Carroty color, a
rapid growth rate
resulting in quick-mass coverage, and a willingness to climb anything are just a few of the reasons gardeners turn to Campsis radicans, commonly known as Trumpet Creeper.
Attracting hordes of
terrific trumpets of
dangle like jewels from June through September on
emerald foliage that has a
to designated zones, Trumpet Creeper's
is very aggressive (will climb 30-40 feet) making it a splendid option for long, empty fence lines (where
will go crazy building nests) or a large pergola in the backyard.
Trumpet Creeper's vigorous nature is
and an effective
leaves (1-4 inch long) offer emerald green new foliage that matures into a rich forest green, giving dense coverage.

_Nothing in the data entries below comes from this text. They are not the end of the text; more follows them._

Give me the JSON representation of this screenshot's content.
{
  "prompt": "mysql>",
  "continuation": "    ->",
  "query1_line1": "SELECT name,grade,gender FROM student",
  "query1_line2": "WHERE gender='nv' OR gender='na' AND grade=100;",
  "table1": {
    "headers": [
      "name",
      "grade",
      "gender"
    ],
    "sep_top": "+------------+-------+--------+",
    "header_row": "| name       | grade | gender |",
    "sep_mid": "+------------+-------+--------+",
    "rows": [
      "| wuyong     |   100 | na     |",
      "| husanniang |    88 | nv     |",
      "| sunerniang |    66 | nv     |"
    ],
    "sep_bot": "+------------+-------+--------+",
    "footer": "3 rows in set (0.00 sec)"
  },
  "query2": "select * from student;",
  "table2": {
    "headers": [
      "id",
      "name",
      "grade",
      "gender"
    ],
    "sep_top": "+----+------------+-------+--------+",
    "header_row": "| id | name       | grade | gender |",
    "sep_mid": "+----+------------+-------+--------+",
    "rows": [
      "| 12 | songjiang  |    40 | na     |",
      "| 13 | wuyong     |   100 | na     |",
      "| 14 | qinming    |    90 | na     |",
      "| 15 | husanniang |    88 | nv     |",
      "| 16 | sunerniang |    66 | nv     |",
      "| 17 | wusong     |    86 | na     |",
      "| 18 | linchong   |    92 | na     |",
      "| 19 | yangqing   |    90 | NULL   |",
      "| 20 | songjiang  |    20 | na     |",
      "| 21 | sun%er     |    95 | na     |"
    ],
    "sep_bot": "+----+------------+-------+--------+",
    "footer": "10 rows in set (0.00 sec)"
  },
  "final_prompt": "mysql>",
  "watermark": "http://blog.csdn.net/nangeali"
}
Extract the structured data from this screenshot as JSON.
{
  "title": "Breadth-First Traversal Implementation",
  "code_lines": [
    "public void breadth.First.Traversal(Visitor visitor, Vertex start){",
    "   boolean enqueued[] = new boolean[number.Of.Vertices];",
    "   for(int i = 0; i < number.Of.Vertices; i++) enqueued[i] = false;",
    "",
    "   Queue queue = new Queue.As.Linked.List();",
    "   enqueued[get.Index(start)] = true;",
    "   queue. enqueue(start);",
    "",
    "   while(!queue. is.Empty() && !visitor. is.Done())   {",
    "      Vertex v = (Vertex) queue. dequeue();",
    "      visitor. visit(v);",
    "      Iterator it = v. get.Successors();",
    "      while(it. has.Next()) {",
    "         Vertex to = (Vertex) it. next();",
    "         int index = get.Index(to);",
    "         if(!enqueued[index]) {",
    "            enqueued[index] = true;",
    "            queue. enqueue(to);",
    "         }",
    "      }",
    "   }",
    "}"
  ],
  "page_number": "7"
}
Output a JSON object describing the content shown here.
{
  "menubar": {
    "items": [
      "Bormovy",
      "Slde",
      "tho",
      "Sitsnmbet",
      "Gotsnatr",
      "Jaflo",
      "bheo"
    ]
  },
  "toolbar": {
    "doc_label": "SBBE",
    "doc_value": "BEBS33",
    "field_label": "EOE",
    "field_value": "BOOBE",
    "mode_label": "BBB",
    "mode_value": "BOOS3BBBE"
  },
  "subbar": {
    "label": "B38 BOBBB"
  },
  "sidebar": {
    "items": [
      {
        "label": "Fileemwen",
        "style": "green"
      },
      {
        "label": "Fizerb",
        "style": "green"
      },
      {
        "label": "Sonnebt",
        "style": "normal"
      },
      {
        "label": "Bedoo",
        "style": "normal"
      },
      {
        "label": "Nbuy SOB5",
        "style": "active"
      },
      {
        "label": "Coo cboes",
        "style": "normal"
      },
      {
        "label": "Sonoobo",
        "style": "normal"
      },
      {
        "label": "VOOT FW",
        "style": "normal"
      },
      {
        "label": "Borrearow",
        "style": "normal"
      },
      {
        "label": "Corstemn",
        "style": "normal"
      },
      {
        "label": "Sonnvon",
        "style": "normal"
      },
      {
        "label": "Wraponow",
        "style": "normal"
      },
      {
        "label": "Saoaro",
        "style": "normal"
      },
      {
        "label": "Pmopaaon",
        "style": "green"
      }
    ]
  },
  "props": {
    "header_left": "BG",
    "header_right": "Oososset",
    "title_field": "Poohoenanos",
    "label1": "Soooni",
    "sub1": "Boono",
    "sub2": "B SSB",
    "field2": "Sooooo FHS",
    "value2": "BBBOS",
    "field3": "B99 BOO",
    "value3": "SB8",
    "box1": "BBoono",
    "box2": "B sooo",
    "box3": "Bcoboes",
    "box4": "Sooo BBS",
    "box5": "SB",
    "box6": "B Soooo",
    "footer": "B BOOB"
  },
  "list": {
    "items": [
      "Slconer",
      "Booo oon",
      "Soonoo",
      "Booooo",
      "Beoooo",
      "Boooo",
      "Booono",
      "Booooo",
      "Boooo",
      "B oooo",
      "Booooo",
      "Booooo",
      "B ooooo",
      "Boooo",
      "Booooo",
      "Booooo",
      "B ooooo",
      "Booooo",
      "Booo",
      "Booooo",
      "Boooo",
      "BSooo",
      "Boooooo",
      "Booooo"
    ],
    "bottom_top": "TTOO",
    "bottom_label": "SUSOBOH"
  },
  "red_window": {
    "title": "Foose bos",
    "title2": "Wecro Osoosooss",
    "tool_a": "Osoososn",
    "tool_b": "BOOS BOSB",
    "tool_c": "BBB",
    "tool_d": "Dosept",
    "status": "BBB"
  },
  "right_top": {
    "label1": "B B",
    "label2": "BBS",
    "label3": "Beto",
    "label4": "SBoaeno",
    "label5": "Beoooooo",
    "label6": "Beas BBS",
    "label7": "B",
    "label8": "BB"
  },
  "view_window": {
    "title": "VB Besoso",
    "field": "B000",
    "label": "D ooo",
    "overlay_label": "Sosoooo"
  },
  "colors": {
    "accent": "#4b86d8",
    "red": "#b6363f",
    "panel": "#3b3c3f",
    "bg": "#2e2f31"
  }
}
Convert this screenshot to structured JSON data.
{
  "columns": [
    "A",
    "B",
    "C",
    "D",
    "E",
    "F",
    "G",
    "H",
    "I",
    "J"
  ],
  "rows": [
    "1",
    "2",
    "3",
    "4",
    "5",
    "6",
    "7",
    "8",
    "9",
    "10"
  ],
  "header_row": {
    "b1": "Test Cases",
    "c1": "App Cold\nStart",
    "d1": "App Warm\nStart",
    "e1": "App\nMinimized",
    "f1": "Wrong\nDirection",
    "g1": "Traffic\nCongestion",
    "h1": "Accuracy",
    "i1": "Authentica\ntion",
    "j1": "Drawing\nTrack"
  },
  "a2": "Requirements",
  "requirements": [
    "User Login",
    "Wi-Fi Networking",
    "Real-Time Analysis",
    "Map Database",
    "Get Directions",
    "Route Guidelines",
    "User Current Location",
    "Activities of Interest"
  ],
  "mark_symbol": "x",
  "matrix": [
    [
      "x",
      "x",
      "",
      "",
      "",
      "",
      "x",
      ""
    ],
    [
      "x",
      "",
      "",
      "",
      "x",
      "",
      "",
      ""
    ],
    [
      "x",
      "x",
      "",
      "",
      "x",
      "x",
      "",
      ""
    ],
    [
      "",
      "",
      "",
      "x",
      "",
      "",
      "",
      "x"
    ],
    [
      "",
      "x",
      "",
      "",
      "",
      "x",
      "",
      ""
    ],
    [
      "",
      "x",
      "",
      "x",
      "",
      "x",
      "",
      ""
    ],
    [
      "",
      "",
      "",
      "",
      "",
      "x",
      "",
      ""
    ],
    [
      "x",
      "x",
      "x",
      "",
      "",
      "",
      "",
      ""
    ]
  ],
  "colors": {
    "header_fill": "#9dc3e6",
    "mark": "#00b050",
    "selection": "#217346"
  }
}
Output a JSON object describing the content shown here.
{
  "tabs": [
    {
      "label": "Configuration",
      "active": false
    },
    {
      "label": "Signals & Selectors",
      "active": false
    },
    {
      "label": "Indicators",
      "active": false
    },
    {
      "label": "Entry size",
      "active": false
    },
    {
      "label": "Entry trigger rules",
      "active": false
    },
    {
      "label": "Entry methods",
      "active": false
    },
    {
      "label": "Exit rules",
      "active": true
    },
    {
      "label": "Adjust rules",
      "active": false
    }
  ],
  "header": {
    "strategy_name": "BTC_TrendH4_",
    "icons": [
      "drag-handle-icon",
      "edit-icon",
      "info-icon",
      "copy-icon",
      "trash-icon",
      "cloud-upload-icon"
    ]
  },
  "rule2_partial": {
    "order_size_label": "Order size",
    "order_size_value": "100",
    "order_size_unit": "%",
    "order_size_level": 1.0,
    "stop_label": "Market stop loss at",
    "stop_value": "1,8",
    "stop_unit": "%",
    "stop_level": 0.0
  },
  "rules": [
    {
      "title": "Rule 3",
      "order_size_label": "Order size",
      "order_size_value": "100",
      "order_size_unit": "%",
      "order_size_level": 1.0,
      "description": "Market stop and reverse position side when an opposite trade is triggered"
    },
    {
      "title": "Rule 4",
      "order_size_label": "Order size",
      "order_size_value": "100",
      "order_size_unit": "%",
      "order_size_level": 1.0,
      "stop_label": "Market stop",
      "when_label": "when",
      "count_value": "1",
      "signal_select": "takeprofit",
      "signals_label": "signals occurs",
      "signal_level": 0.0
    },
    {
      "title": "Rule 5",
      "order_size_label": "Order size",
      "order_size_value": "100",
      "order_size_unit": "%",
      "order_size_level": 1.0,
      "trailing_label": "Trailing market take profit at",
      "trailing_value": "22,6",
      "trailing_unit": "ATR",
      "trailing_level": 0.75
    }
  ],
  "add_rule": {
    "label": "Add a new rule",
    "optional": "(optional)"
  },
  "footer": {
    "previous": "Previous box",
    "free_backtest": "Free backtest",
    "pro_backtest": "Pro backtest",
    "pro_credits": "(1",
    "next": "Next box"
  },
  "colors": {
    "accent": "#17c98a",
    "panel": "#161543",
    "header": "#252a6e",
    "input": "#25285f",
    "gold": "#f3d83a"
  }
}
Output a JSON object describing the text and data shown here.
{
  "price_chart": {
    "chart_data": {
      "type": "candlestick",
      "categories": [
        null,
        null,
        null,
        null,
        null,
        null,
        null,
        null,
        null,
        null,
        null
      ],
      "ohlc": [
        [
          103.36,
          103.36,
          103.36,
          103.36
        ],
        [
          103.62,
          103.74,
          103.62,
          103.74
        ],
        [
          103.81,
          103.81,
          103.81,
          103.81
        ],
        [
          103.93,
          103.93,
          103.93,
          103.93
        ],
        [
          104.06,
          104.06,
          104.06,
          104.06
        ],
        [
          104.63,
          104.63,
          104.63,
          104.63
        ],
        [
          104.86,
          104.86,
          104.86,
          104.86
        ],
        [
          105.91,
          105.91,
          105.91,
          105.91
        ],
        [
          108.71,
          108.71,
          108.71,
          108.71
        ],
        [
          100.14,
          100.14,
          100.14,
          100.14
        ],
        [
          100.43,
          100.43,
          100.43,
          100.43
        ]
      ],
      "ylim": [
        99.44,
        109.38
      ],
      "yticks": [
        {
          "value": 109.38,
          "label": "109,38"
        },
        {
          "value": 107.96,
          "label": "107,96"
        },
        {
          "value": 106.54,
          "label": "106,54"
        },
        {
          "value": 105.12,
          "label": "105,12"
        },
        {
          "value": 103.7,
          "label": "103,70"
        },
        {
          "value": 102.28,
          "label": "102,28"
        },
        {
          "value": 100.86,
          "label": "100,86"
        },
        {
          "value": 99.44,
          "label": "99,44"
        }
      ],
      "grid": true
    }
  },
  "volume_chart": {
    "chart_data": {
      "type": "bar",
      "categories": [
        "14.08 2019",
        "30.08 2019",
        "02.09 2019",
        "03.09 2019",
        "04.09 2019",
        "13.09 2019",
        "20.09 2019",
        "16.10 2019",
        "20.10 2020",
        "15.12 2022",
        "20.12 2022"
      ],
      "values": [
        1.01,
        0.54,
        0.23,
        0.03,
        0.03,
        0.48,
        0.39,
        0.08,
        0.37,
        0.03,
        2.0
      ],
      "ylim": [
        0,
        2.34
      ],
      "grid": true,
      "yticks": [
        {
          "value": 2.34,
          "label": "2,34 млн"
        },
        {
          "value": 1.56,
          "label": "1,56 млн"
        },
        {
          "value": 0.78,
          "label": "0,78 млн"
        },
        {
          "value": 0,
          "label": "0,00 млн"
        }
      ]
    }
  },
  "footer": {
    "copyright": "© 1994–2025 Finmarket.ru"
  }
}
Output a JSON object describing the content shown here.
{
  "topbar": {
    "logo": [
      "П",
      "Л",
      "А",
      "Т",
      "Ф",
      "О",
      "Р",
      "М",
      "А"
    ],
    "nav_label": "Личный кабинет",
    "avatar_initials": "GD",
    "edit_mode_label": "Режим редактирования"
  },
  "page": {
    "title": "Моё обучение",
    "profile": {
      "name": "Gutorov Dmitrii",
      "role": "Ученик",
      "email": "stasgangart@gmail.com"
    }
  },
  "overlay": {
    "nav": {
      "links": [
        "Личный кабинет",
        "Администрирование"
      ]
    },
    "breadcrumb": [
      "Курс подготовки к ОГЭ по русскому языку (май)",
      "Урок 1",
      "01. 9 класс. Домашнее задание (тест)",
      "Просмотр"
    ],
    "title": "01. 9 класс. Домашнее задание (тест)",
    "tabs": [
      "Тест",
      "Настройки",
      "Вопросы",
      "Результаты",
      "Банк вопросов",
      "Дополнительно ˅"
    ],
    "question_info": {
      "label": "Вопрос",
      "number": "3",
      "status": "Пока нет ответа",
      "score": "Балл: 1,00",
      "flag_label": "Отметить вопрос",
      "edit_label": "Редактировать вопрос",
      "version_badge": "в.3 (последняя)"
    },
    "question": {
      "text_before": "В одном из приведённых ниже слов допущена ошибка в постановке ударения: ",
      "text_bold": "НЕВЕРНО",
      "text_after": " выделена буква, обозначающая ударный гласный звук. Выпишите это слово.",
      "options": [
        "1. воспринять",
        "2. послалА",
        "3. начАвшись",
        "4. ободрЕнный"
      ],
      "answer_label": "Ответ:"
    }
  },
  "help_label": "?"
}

Trumpet Creeper's stems have aerial roots that can cling to walls, trees, and fence-posts.
These tendrils will eventually mature into heavy, woody stems several inches in diameter.
For best flowering, you'll want to be certain Trumpet Creeper has adequate sun
in the north and
in the south).
Though Trumpet Creeper will flourish in woodland gardens, against privacy fences, and any other sunny structure, our favorite spot for Trumpet Creeper is along a pergola or arbor where her yellow-throated, orange trumpet-blossoms can dangle like topaz gemstones from the emerald foliage.
The Trumpet Creeper (sometimes called Trumpet Vine) hails from the Bignoniaceae family.
It is native to woodlands of the Southeastern United States, but is a popular perennial across much of the country
Things to Note
Outside of its native range, this species has the potential to be highly invasive, even as far north as New England.
Trumpet Creeper can and will destroy weak supporting structures such as old decking or flimsy arbors.
Wherever you plant this hardy perennial, be absolutely certain the surrounding structures can support its growth.
These may appear to be dead sticks when you receive them.
They are not; be patient, and once you have warm nights, they will send up shoots and eventually blossom.
Unless you have a space where this plant can truly take over, you will want to ruthlessly prune each year.
Along an extended fence line, we think you'll love the combination of
Black Eyed Susan
and Trumpet Creeper.
The lovely bright flowers will attract birds that will nest in the Trumpet Creeper and feed on Muscari's berries in late season.
about bare root plants
(especially the paragraph about bare root grasses) so you know what to expect.